(Material shown)

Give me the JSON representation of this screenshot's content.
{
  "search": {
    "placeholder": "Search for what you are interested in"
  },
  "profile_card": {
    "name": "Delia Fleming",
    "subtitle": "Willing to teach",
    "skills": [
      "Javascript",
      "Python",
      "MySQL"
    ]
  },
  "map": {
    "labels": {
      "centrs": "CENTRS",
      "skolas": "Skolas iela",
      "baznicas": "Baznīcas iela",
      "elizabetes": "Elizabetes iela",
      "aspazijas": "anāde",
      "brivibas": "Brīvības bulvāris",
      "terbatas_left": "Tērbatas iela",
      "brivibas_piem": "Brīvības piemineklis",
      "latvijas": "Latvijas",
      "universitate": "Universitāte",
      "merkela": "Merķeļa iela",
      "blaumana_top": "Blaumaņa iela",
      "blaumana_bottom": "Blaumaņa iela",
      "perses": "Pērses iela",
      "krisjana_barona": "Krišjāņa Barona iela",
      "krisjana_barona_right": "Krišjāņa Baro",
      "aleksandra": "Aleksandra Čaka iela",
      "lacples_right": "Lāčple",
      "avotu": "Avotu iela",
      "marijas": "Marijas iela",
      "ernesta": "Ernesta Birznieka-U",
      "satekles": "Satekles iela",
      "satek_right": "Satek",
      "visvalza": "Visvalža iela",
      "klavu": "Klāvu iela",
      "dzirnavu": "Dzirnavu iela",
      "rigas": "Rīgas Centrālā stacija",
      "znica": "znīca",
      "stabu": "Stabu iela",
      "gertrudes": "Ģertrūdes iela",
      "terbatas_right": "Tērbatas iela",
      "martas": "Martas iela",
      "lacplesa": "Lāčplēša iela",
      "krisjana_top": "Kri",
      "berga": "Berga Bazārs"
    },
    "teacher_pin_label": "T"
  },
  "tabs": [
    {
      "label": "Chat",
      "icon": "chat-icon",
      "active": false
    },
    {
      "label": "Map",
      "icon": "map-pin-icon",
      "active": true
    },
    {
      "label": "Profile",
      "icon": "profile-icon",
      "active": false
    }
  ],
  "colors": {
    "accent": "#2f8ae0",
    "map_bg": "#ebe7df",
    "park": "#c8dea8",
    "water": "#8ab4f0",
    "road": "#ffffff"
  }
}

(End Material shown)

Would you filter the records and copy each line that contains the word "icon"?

● **Written reply**:
      "icon": "chat-icon",
      "icon": "map-pin-icon",
      "icon": "profile-icon",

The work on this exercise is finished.